But once the project was a bit further down the line, according to Gray, the team decided that a free-roaming Middle-Earth just wouldn't be enough to entertain everyone. "We felt that was great, and we still absolutely have that as a goal, but there are many people who, if we just dropped them off in Middle-Earth and said, 'Go have a good time,' they would feel lost, and they would feel gipped that we hadn't taken the time to at least offer them a storyline," he says.
"So what we've tried to do is make a very strong story that you can follow by performing quests, and branches off that which are built around specialising in certain professions - being a fighter or a mage, for example.
Striking a balance
"In a sense, we're trying to push you out into the world and say, 'Instead of only looking at the things we've made up for you, why don't you go and make up some stuff for yourself?' And that's going to be an interesting balancing act over the next year and a half - how hard we pull you along that central thread, and how much we encourage you to spread your wings and find your own way through the world."

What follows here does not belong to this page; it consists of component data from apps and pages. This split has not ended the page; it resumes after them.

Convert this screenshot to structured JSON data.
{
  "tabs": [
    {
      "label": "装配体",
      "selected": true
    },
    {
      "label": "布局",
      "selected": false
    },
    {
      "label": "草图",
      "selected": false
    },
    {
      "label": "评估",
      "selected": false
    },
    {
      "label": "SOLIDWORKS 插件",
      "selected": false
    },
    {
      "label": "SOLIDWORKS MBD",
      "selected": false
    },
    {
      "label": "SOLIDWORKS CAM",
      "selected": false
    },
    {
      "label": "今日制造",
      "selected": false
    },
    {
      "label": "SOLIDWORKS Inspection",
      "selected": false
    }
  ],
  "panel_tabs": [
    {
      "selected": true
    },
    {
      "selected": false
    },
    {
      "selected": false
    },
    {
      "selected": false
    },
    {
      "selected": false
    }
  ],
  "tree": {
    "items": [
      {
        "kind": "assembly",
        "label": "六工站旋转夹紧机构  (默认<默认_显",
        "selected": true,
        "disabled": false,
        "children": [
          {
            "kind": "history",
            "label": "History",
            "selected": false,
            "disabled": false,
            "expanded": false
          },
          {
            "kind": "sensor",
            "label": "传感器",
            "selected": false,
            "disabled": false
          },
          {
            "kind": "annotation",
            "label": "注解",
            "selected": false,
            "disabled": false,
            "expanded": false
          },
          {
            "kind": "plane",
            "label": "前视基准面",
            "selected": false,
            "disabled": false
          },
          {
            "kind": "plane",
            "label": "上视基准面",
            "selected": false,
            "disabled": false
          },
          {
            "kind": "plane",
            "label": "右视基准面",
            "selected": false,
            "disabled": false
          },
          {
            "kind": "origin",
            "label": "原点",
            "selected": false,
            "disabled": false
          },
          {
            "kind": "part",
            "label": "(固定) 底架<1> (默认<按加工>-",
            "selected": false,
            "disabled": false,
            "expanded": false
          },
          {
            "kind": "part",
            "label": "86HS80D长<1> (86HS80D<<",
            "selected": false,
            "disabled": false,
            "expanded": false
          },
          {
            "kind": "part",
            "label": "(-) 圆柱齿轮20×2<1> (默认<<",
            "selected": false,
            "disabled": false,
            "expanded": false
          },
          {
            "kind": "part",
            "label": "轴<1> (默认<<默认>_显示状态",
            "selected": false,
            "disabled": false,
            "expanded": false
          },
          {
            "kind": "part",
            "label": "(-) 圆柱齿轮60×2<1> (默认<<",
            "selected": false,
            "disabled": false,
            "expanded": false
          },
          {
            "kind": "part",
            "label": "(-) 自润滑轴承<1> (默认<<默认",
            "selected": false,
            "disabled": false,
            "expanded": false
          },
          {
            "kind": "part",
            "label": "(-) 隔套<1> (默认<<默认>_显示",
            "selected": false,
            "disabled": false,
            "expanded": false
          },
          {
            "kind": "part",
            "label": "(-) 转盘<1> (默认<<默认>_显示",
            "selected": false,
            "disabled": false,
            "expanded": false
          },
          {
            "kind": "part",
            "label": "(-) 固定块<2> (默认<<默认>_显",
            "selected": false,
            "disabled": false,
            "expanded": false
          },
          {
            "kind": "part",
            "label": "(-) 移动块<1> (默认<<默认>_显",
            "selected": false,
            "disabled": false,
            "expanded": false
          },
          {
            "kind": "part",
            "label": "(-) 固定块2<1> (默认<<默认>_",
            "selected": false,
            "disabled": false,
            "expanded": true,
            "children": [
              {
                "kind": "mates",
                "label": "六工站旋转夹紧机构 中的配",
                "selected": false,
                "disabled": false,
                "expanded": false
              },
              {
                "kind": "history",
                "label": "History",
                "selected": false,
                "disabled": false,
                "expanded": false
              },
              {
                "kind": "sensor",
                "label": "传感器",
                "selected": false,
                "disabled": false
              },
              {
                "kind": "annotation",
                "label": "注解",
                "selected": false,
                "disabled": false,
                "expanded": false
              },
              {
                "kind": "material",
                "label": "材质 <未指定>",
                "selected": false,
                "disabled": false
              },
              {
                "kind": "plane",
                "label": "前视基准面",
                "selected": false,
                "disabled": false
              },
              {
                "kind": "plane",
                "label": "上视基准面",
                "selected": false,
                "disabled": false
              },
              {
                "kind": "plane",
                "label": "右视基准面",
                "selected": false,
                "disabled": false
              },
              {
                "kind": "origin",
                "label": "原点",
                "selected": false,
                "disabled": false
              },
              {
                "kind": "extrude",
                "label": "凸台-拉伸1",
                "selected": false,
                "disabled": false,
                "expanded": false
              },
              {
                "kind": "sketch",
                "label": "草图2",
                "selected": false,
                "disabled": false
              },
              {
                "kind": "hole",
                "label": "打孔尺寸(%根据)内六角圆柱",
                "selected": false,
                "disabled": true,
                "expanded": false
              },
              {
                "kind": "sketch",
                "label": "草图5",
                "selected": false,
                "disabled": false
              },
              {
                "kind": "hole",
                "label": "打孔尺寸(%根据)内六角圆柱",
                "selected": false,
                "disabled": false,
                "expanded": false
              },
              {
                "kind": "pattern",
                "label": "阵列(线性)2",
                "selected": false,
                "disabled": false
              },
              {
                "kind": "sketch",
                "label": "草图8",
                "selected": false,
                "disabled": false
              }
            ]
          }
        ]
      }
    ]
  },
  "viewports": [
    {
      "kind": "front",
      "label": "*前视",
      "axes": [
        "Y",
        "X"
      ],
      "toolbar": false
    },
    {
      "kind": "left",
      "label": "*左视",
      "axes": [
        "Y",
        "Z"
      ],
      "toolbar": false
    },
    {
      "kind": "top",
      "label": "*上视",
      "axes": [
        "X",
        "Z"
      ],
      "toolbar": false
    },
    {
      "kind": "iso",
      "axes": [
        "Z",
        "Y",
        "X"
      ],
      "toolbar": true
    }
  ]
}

The idea, it seems, is to make the game appeal to as many LOTR fans as possible - which means the gameplay features a combination of elements, too. White Council is being worked on by the same teams that produced button mashers The Two Towers and Return of the King, plus turn-based RPG titles The Third Age and LOTR: Tactics; and all of their combined experience is set to come in handy here.
"Going into this, we wanted to take the best elements of the Two Towers and Return of the King, and make that the front end of the combat system, and then take the best elements of our RPG system and make that the back end," explains Gray.
"We're trying to give it both something that will appeal to the action fans as well as enough depth and complexity to appeal to RPG fans."
But what about the broader category of Lord of the Rings fans? How happy are they going to be that some of the content in White Council has been invented specially for the game, and doesn't appear in Tolkien's original work?
"We've spent four years now building Tolkien products, so we felt like we were ready to actually try and make something that is new - but, of course, very, very derivative of Tolkien's work. Because not only are we all fans, but we also know that all the fans of his work out there are not going to be very happy if we go write some crazy story that doesn't make any sense," says Gray.
"So, yes, the actual story is new, but the world, the characters in it, the way they behave, the elements of the story, are very much taken from Tolkien's work."
There are some new characters, Gray explains, "But they're not Middle-Earth-changing, huge characters - there's not an extra wizard, for example, because that would be too much, I think."
Similarly, "There are new locations, but not new major locations. So places like Brie are in there, Rivendell, Gray Havens... There might be some extra towns along the way, and Tolkien never talked about them. But it makes sense that they would be there."
Still, it's a bit of a risk to start inventing things for the universe Tolkien created... Isn't Gray worried that fans will react negatively? "Yes," he admits.
"The only thing that makes me hopeful is that I don't know if there's a more hardcore set of Tolkien fans anywhere."
Well, surely there's one down Peter Jackson's way? "That might very well be true! But we are our worst critics about anything that might step outside of what Tolkien himself might have imagined."
Of course, Tolkien might never have imagined that people would one day spend hours on end exploring a virtual Middle-Earth and meeting computer-generated versions of the characters he invented. Or that he'd make a beardy man from New Zealand a millionaire. And we'll never know what he would have made of Lord of the Rings: The White Council - but we'll be sure to let you know our opinion once we've had the chance to give it a go...